Personhood is the status of being a person. Defining personhood is a controversial topic in philosophy and law, and is closely tied to legal and political concepts of citizenship, equality, and liberty. According to law, only a natural person or legal personality has rights, protections, privileges, responsibilities, and legal liability. Personhood continues to be a topic of international debate, and has been questioned during the abolition of slavery and the fight for women's rights, in debates about abortion, fetal rights and reproductive rights, in animal rights activism, as well as in debates about corporate personhood. Personhood
human robot The player provides you with lots of helpful features;it remembers which video you watched and where you were in the video, it streams the videos from vimeo and the buttons to the left change the narrator's voice. You can choose from the following two options:HUMAN - three voices with different accents.ROBOT - text readerSome may prefer the robot voice since it sounds a bit like AI, and it may give you the impression of a distant voice, analyzing the human species from distance;or some may prefer the warm, calm and sentimental voices of the human narrators with different accents which provide some diversity for such a long documentary.The language button for the website (left menu) will change the subtitle of the documentary as well if it exists, for example: if the documentary has been translated to Romanian and you choose Romanian for the website language the Romanian subtitle will be to added to the player as well.
Brains & Minds Laura Weed takes us on a tour of the mind/brain controversy. In the twentieth century philosophy of mind became one of the central areas of philosophy in the English-speaking world, and so it remains. Questions such as the relationship between mind and brain, the nature of consciousness, and how we perceive the world, have come to be seen as crucial in understanding the world. Philosophy of Mind: An Overview | Philosophy Now
Reductionism Descartes held that non-human animals could be reductively explained as automata — De homine, 1662. Reductionism is a philosophical position which holds that a complex system is nothing but the sum of its parts, and that an account of it can be reduced to accounts of individual constituents. This can be said of objects, phenomena, explanation, theories, and meanings. Reductionism strongly reflects a certain perspective on causality.

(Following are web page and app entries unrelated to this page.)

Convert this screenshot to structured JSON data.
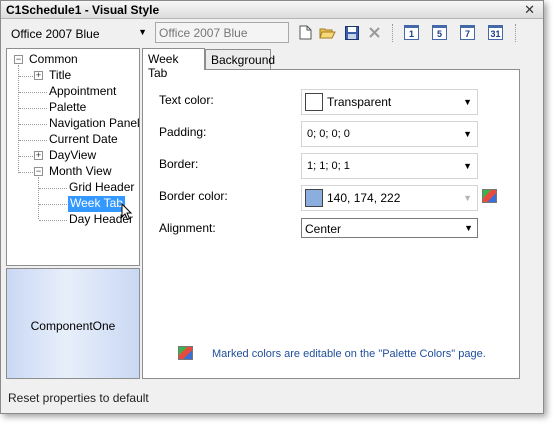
{
  "window": {
    "title": "C1Schedule1 - Visual Style",
    "close_glyph": "✕"
  },
  "toolbar": {
    "style_value": "Office 2007 Blue",
    "style_name_value": "Office 2007 Blue",
    "icons": [
      "new-document-icon",
      "open-folder-icon",
      "save-icon",
      "delete-icon"
    ],
    "calendar_views": [
      "1",
      "5",
      "7",
      "31"
    ]
  },
  "tree": {
    "root": "Common",
    "items": [
      {
        "label": "Title",
        "expandable": true
      },
      {
        "label": "Appointment",
        "expandable": false
      },
      {
        "label": "Palette",
        "expandable": false
      },
      {
        "label": "Navigation Panel",
        "expandable": false
      },
      {
        "label": "Current Date",
        "expandable": false
      },
      {
        "label": "DayView",
        "expandable": true
      },
      {
        "label": "Month View",
        "expandable": true,
        "expanded": true
      }
    ],
    "children": [
      {
        "label": "Grid Header",
        "selected": false
      },
      {
        "label": "Week Tab",
        "selected": true
      },
      {
        "label": "Day Header",
        "selected": false
      }
    ]
  },
  "preview": {
    "label": "ComponentOne"
  },
  "tabs": [
    {
      "label": "Week Tab",
      "active": true
    },
    {
      "label": "Background",
      "active": false
    }
  ],
  "properties": {
    "text_color": {
      "label": "Text color:",
      "value": "Transparent",
      "swatch": "#ffffff"
    },
    "padding": {
      "label": "Padding:",
      "value": "0; 0; 0; 0"
    },
    "border": {
      "label": "Border:",
      "value": "1; 1; 0; 1"
    },
    "border_color": {
      "label": "Border color:",
      "value": "140, 174, 222",
      "swatch": "#8caede"
    },
    "alignment": {
      "label": "Alignment:",
      "value": "Center"
    }
  },
  "note": "Marked colors are editable on the \"Palette Colors\" page.",
  "status": "Reset properties to default",
  "colors": {
    "selection": "#3399ff",
    "note_text": "#1f4e9a",
    "preview_gradient": "#c9d8f3"
  }
}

René Descartes's illustration of dualism. Inputs are passed on by the sensory organs to the epiphysis in the brain and from there to the immaterial spirit. In philosophy of mind, dualism is the position that mental phenomena are, in some respects, non-physical, or that the mind and body are not identical. Thus, it encompasses a set of views about the relationship between mind and matter, and is contrasted with other positions, such as physicalism, in the mind–body problem. Ontological dualism makes dual commitments about the nature of existence as it relates to mind and matter, and can be divided into three different types: Substance dualism asserts that mind and matter are fundamentally distinct kinds of substances.Property dualism suggests that the ontological distinction lies in the differences between properties of mind and matter (as in emergentism).Predicate dualism claims the irreducibility of mental predicates to physical predicates.
Verificationism Initially, logical positivists sought a universal language whereby both ordinary language and physics could be axiomatized and reduced to symbolic logic while grounded on empiricism. Logical positivists' verifiability principle—that only statements logically or empirically verifiable are cognitively meaningful—rendered theology, metaphysics, and evaluative judgements, such as ethics and aesthetics, cognitively meaningless "pseudostatements", merely emotive or such. Although varying by exact descriptions proposed, the crucial components of this verificationism program, which extended into the 1960s, were the verifiability criterion, the analytic/synthetic gap, and the observation/theory gap. Origin Logical positivists garnered the verifiability criterion of cognitive meaningfulness from young Ludwig Wittgenstein's philosophy of language posed in his 1921 book Tractatus, and sought logicist reduction of mathematics to logic led by Bertrand Russell.
Six degrees of separation. Early conceptions Shrinking world Theories on optimal design of cities, city traffic flows, neighborhoods and demographics were in vogue after World War I.
Solipsism ( i/ˈsɒlɨpsɪzəm/; from Latin solus, meaning "alone", and ipse, meaning "self") is the philosophical idea that only one's own mind is sure to exist. As an epistemological position, solipsism holds that knowledge of anything outside one's own mind is unsure. The external world and other minds cannot be known, and might not exist outside the mind. As a metaphysical position, solipsism goes further to the conclusion that the world and other minds do not exist.
Pragmatism Pragmatism is a philosophical tradition that began in the United States around 1870. Pragmatism is a rejection of the idea that the function of thought is to describe, represent, or mirror reality. Instead, pragmatists develop their philosophy around the idea that the function of thought is as an instrument or tool for prediction, action, and problem solving. Pragmatists contend that most philosophical topics—such as the nature of knowledge, language, concepts, meaning, belief, and science—are all best viewed in terms of their practical uses and successes rather than in terms of representative accuracy. A few of the various but interrelated positions often characteristic of philosophers working from a pragmatist approach include: